» EXERCISE
Your answer should be every line below that includes the word "Books".

» PROVIDED RECORDS
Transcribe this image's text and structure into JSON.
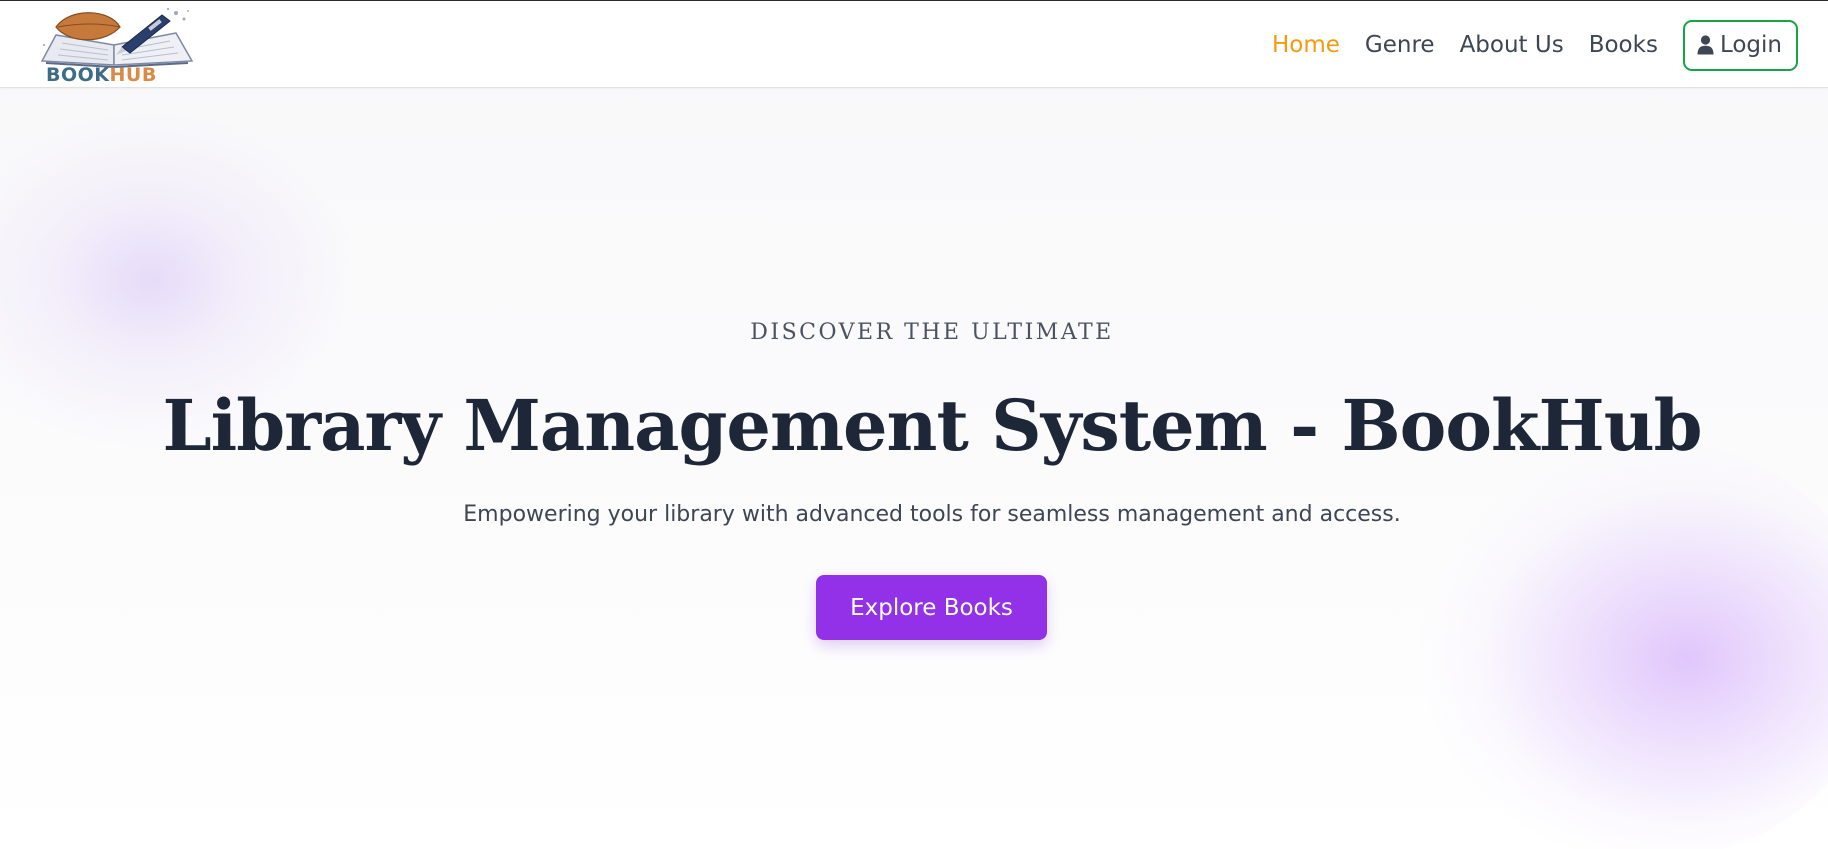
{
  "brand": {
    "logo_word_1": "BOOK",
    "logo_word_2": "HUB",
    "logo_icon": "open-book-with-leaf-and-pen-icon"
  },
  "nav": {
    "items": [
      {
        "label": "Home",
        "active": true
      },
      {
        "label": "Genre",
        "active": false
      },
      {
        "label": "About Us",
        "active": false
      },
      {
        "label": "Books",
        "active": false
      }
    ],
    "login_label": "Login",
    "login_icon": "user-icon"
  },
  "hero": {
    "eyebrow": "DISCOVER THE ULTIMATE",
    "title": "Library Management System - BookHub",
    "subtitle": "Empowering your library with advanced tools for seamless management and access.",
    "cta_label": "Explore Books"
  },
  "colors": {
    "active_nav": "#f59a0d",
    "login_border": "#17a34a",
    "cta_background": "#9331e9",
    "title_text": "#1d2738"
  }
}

» EXERCISE ANSWER
        "label": "Books",
    "cta_label": "Explore Books"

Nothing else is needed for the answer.